## ACTIVITY
Lines that include the string "Kilen" are the ones to copy from the entries below.

+++ EXERCISE MATERIALS

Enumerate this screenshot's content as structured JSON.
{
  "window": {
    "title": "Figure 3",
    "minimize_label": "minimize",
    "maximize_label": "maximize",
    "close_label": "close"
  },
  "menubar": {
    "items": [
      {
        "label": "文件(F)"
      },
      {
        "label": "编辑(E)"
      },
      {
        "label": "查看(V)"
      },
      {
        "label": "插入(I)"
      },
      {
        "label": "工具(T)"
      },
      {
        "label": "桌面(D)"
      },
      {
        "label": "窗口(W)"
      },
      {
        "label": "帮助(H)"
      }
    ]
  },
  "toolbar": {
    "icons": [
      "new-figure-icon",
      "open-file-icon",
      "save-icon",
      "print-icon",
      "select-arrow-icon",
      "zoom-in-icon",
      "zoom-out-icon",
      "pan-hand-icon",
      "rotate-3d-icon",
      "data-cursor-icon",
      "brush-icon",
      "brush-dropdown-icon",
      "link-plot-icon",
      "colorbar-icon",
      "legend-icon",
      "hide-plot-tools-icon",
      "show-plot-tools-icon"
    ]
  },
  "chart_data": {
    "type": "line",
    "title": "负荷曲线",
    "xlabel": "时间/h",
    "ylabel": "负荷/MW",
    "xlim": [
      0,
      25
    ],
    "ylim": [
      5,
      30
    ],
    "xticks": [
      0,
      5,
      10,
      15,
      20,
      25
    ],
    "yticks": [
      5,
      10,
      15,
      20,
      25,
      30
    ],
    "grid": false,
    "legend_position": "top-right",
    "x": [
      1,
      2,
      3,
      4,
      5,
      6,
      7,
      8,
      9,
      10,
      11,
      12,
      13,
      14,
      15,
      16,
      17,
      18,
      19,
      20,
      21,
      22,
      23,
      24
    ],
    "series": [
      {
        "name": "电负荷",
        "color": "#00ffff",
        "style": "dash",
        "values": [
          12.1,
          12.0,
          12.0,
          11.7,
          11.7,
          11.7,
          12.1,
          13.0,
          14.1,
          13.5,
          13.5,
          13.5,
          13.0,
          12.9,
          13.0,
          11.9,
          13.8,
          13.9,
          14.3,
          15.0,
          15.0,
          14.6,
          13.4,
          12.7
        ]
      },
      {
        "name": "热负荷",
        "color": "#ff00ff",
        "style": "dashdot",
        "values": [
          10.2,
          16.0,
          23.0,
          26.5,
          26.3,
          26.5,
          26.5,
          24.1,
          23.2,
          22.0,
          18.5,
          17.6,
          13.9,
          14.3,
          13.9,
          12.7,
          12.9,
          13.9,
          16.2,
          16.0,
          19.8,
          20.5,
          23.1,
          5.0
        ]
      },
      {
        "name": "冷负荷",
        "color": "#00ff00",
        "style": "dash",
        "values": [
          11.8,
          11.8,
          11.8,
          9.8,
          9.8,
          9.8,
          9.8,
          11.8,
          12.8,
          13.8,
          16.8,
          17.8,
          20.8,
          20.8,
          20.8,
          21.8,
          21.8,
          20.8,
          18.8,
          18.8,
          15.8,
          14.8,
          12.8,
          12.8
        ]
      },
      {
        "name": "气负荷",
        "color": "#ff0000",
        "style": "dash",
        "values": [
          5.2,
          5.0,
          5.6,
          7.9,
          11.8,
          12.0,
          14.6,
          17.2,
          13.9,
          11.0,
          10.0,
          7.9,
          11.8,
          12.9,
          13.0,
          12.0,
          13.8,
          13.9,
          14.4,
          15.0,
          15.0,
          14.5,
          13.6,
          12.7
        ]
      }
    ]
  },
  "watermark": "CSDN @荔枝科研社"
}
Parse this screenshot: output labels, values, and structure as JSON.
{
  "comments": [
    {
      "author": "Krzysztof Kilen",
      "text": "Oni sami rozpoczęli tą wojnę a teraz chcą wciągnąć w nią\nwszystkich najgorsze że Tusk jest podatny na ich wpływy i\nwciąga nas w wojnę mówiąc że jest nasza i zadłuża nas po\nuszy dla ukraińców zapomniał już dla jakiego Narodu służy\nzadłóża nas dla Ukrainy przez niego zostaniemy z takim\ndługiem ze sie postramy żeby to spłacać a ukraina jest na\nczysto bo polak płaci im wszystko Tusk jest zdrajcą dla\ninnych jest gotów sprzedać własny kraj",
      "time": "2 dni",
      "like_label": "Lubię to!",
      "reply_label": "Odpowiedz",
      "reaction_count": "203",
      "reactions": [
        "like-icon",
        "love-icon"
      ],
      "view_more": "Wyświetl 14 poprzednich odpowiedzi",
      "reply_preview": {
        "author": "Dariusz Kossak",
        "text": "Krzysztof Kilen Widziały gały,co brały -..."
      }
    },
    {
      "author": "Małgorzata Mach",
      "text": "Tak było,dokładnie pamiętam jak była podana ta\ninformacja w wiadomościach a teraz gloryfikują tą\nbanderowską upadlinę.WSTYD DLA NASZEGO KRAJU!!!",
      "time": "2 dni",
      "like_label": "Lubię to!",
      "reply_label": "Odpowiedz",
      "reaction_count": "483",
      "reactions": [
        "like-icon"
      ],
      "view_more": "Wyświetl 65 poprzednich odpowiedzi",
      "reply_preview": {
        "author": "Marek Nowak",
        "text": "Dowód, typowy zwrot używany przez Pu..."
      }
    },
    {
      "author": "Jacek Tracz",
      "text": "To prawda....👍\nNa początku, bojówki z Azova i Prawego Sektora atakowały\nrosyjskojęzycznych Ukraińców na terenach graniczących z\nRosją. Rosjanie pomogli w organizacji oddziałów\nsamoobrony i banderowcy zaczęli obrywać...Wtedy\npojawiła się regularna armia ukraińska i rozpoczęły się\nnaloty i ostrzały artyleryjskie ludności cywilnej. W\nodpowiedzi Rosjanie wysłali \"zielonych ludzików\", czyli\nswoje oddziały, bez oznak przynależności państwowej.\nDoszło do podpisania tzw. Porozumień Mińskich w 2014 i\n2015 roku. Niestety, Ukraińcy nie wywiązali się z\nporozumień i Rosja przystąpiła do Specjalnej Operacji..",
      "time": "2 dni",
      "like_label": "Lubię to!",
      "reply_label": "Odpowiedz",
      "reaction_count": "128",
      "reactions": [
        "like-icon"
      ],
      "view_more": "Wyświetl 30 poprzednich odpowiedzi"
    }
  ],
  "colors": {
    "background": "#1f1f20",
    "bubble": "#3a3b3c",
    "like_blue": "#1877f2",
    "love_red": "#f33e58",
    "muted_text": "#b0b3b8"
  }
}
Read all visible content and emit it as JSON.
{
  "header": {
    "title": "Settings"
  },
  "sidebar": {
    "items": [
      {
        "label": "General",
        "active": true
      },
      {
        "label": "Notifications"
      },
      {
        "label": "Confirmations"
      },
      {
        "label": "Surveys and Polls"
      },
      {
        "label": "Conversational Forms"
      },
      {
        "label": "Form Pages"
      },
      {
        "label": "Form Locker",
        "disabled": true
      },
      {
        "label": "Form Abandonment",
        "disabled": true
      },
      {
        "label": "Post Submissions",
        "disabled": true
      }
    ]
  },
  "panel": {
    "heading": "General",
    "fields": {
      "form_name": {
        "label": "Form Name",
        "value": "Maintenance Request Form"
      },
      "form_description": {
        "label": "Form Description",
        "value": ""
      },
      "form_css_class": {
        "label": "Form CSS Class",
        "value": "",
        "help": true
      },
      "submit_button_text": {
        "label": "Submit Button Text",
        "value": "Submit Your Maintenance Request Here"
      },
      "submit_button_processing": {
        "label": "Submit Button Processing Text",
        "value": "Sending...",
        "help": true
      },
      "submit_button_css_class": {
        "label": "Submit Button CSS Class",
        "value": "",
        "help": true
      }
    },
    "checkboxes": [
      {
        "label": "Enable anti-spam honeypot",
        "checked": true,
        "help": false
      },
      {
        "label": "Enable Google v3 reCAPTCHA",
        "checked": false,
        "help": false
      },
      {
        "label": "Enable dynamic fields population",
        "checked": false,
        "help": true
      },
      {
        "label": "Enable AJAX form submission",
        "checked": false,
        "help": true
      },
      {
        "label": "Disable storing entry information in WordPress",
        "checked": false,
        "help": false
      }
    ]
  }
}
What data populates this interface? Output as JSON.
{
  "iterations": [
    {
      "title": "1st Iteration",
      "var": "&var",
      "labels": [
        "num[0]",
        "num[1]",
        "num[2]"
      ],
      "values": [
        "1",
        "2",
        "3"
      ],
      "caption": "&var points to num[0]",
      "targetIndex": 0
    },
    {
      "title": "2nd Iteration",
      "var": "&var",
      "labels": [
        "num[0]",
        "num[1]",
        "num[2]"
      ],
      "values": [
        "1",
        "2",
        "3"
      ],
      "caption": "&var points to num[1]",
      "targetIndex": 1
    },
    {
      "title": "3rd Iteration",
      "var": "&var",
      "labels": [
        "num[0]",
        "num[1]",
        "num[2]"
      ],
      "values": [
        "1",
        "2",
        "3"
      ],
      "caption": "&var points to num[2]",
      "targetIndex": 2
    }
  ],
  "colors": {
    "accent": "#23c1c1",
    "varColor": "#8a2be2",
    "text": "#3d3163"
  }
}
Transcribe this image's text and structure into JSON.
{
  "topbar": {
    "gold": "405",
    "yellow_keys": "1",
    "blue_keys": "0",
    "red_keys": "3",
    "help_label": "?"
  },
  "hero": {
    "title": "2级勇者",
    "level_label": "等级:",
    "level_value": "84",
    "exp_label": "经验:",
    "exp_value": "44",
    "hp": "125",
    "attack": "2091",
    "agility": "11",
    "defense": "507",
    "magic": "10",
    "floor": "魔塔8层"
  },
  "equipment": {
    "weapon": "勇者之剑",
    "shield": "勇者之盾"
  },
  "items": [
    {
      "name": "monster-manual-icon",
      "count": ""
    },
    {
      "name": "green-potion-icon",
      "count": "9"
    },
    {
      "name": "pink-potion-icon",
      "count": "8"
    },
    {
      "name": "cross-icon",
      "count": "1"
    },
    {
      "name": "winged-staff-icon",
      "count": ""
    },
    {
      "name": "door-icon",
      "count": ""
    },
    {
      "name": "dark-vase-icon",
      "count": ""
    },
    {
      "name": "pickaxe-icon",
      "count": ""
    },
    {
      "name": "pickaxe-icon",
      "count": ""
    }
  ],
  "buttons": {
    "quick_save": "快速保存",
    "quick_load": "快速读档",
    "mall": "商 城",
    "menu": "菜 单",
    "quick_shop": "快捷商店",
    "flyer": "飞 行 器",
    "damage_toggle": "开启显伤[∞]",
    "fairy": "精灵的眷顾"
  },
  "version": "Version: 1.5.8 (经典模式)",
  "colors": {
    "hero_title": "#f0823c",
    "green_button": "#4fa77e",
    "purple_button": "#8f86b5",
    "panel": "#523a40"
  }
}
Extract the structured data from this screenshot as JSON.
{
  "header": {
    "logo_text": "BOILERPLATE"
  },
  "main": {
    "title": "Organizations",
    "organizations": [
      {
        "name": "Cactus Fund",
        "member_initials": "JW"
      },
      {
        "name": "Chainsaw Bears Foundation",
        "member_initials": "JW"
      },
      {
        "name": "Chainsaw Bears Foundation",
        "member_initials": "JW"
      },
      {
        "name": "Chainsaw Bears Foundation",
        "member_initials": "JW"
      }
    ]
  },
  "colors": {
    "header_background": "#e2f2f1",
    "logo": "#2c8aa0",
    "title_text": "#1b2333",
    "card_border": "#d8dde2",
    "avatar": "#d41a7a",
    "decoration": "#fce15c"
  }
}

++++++

## OUTPUT FOR THIS EXERCISE
      "author": "Krzysztof Kilen",
        "text": "Krzysztof Kilen Widziały gały,co brały -..."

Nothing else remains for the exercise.